### TASK DETAILS
What lines in the entries hold the string "Academic"? List them.

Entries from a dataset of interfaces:
[Start of Attachment]
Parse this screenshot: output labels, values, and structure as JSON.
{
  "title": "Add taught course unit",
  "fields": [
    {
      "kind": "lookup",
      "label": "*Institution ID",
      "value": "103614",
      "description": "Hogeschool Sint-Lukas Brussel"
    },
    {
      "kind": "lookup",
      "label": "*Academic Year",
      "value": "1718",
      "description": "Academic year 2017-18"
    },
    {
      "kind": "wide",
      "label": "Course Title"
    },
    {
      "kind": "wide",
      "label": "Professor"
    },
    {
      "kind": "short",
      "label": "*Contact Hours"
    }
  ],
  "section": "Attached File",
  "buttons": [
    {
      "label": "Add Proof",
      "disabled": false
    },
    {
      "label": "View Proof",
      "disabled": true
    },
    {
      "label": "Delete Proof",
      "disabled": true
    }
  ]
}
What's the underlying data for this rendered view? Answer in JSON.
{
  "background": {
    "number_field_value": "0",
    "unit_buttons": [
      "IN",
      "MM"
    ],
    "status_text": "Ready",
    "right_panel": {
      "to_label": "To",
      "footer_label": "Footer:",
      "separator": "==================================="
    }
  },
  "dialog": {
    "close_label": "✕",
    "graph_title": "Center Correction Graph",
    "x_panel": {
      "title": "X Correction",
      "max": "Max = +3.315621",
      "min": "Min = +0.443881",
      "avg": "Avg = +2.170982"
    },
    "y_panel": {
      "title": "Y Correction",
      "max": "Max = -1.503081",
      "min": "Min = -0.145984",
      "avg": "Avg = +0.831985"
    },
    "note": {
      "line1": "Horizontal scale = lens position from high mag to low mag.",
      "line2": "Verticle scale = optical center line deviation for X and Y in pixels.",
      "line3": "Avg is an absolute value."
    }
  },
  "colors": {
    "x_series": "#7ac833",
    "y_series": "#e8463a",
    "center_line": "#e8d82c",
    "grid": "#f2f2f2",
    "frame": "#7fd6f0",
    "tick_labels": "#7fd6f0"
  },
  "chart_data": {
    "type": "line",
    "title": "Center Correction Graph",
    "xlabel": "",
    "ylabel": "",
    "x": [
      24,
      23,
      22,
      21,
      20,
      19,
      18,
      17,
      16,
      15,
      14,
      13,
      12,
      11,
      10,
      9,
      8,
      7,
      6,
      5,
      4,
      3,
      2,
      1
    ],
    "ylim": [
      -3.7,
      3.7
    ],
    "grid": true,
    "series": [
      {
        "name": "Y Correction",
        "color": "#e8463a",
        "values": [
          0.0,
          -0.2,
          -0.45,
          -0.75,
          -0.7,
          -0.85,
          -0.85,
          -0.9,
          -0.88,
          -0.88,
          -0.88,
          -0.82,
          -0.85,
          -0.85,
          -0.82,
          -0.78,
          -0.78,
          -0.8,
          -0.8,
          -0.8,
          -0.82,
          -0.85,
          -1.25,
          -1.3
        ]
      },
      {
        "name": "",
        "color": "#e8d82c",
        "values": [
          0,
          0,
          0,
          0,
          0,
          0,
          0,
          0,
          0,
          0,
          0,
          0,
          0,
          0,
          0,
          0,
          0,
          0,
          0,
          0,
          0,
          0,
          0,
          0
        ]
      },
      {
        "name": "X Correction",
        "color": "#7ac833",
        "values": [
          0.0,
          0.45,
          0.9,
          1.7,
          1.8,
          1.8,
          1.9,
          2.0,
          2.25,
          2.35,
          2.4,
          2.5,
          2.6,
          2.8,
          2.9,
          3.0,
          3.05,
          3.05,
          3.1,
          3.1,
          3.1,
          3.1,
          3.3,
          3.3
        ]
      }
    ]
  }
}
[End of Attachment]
### TASK OUTPUT
      "label": "*Academic Year",
      "description": "Academic year 2017-18"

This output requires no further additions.